Playing to the Strengths of Extended Reality (XR) in Educational Contexts
By Carolyn Giroux (Figure 1 created by Talal Alothman)
The Promise of XR
Implementing XR technology in the classroom could bring many advantages to student learning. First, certain features of XR technology allow for multiple ways to explore the content. Interactive interfaces allow students to access information different from a textbook and XR applications provide easy access to multiple representations of the content such as text, video, interactive graphics, and audio. Second, XR technology can foster independent learning: students can receive targeted feedback, students can choose the order and pace of content, and adaptive features can allow the application to adjust to user input, providing a customized learning experience.
Is XR the Best Solution?
However, many educational technologies can play to these strengths. Furthermore, educational applications that can be deployed on laptop computers or smartphones may be more affordable to implement and more accessible to students in and out of class. It is important that the time and effort required to implement an XR application is not wasted and that the XR application enhances the classroom experience in a way no other technology could. Here, I suggest two arguments for XR over other technologies.
- Increased access to learning experiences. XR applications (such as virtual field trips) can simulate learning experiences that but would normally be inaccessible because of cost, distance, scheduling, or other logistics. An XR experience is not the same as learning in person, but simulated in-person experiences may enhance a more traditional curriculum and increase student engagement.
- Information would be lost without interactive 3D visualization. For some content areas that focus on visualizing phenomena that cannot be seen by the naked eye (such as materials science), 3D visualization allows students to simultaneously access information that would take multiple paper-based representations to convey. Furthermore, XR applications allow for more interaction than the rotation and magnification standard for many computer-based visualizations. XR is more expensive than other ways of visualizing this content so the information provided by 3D visualization(vs 2D) and/or the specific interactive features offered by XR must be important in achieving your learning goals.

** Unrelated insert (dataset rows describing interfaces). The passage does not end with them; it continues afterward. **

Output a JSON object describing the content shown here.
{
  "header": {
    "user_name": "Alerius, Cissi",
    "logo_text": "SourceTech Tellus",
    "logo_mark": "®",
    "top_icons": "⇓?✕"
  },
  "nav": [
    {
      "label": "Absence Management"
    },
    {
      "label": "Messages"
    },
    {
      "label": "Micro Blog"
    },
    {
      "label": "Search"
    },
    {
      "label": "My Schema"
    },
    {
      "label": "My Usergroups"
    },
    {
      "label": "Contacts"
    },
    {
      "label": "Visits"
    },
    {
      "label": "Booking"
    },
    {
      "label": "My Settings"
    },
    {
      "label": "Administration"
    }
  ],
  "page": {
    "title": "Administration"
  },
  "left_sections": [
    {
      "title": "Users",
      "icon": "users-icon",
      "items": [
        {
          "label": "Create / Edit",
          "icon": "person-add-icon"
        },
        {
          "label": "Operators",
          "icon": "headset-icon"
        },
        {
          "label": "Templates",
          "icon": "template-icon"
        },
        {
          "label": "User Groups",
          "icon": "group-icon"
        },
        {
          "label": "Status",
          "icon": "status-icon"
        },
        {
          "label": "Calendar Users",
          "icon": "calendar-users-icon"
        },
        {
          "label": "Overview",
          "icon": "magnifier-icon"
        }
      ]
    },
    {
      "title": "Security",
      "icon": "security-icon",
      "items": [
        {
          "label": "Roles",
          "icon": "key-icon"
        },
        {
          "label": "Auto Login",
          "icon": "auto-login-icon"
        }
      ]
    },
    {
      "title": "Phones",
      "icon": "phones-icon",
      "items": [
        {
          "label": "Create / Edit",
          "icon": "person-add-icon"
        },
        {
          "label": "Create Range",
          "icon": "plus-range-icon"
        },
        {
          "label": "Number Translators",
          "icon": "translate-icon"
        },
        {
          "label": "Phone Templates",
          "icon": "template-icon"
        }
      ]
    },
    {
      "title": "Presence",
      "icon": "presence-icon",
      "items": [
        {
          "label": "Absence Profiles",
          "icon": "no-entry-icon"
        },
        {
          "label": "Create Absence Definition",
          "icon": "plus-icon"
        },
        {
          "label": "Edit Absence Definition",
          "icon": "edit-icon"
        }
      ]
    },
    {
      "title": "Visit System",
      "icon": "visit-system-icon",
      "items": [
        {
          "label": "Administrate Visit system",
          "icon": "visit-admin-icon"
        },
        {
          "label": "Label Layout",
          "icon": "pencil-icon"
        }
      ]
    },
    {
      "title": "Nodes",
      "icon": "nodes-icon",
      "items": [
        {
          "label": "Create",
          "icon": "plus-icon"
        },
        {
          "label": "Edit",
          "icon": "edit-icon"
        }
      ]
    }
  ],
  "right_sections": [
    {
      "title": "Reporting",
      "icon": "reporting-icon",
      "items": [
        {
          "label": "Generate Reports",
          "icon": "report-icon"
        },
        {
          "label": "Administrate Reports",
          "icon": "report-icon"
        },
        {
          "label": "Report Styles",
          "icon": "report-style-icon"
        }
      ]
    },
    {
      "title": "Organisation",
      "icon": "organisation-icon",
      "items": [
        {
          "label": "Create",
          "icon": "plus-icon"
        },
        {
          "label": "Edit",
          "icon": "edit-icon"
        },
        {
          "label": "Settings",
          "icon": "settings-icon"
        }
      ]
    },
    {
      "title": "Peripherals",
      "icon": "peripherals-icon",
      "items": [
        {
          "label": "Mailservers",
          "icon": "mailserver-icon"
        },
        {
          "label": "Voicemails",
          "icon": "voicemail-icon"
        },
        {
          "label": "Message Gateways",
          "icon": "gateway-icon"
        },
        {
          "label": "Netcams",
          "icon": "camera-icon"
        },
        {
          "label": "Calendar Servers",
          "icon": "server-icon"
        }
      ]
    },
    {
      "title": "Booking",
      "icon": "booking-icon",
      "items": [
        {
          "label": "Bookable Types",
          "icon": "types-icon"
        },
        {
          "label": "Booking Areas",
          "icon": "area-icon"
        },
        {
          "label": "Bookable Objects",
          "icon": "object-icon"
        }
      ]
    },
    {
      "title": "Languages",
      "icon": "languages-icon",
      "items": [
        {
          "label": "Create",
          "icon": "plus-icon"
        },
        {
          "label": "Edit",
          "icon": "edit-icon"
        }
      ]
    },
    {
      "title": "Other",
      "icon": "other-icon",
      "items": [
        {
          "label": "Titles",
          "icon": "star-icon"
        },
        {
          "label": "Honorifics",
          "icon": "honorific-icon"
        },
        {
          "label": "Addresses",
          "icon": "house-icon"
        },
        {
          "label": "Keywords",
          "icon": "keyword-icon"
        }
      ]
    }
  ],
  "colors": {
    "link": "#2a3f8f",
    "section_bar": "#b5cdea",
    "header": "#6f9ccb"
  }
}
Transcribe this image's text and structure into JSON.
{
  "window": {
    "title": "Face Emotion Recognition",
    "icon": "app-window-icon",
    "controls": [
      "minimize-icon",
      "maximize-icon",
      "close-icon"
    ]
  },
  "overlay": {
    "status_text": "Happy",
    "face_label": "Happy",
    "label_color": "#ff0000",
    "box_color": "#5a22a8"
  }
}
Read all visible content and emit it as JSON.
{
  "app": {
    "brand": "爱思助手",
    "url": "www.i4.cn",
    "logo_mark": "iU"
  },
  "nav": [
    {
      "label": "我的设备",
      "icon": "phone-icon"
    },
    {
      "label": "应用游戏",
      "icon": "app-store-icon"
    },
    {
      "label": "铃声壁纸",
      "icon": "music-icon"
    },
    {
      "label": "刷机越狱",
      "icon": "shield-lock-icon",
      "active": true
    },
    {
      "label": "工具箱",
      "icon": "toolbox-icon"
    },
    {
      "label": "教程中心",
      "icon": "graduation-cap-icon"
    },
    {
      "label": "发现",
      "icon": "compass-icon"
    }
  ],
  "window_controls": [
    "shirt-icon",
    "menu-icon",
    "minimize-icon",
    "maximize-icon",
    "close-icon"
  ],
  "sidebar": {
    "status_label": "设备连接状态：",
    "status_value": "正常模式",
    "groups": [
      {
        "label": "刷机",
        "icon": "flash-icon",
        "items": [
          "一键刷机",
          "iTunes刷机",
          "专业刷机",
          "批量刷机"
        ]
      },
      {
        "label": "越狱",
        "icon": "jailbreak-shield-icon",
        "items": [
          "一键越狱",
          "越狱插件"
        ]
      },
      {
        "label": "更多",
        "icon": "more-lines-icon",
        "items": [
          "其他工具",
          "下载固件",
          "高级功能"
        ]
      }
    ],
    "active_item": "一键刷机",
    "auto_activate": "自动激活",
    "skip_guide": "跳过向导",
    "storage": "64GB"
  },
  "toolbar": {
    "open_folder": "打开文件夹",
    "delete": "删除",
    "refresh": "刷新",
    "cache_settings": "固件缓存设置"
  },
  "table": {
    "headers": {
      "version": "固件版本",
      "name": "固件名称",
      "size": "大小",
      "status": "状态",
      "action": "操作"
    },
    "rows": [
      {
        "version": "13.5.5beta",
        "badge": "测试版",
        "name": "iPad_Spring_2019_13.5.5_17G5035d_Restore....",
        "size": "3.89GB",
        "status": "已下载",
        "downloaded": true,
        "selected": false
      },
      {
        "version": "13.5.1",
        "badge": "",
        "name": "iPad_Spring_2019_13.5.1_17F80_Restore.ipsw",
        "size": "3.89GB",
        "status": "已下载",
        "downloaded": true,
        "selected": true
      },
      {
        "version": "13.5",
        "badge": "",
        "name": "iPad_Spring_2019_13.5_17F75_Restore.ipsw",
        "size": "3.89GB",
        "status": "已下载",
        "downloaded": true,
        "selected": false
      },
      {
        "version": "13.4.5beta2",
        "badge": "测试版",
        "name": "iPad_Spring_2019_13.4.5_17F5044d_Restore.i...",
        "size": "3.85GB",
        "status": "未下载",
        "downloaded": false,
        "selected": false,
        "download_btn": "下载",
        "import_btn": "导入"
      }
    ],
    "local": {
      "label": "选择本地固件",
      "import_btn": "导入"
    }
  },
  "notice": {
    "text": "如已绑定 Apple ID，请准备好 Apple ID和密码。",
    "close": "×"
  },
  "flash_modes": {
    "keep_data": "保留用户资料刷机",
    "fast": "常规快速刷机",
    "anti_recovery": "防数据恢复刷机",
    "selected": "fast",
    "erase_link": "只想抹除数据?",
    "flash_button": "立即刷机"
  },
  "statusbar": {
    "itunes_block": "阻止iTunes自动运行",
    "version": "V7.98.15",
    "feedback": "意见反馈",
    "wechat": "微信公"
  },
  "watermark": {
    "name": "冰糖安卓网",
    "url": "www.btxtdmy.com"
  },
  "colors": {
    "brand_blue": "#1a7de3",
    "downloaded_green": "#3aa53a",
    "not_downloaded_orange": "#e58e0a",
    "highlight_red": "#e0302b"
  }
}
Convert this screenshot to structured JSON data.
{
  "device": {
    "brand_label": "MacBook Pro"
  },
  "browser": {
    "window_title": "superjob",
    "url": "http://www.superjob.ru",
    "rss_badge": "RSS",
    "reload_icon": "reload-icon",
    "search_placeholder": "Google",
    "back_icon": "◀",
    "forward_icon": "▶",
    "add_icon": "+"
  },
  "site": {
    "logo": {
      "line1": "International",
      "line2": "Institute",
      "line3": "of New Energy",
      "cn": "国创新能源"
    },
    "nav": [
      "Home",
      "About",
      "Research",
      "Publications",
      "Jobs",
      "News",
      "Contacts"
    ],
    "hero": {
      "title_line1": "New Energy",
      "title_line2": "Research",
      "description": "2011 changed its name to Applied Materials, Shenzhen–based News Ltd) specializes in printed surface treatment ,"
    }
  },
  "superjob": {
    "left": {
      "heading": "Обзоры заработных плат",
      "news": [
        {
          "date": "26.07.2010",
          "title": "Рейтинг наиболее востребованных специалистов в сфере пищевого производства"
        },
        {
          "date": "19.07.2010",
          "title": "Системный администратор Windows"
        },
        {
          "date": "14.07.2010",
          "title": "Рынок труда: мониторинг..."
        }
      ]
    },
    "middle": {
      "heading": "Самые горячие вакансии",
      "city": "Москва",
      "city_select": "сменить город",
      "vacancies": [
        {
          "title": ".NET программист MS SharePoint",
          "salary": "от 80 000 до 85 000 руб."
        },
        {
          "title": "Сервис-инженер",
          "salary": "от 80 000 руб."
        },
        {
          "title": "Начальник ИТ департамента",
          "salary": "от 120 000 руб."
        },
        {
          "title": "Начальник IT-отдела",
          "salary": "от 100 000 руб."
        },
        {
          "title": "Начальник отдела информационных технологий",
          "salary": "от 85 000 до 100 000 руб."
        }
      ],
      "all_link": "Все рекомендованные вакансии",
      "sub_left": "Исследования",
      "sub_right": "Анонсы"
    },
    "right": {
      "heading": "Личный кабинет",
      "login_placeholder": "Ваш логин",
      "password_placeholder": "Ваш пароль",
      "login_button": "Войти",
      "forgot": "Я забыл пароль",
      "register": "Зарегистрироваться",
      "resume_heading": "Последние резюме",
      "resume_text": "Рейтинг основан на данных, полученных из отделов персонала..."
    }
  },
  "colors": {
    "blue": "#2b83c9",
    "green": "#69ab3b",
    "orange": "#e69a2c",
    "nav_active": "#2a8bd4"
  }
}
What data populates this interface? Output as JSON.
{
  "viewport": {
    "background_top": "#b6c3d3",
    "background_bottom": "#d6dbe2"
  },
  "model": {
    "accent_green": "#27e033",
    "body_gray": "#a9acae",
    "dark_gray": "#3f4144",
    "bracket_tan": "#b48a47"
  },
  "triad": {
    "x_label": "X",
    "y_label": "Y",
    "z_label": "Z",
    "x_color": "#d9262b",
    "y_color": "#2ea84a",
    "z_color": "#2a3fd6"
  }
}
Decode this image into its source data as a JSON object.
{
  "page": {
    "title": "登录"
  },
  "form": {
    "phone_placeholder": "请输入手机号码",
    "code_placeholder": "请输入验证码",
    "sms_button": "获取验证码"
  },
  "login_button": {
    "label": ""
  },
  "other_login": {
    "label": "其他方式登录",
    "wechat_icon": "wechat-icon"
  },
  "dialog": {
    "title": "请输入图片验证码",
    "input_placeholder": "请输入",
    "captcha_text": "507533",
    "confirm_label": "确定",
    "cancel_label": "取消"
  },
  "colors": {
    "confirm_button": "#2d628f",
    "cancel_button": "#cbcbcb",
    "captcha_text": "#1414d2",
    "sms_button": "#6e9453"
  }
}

This is not an exhaustive list of arguments for the use of XR over other technologies. However, before beginning to implement XR it is important that your team considers the affordances and constraints of different educational technologies and develops a strong argument for using XR.
Figure 1: Is XR Right for Your Project? (Neelen & Kirschner, 2020)
For Further Reading:
National Academies of Sciences, Engineering, and Medicine 2018. How People Learn II: Learners, Contexts, and Cultures. Washington, DC: The National Academies Press. http://doi.org/10.17226/24783.
Note: The author recommends Chapter 8 of this volume for more information on educational technology.
Neelen, M., & Kirschner, P. A. (2020). Evidence-informed learning design: Creating training to improve performance. Kogan Page Publishers.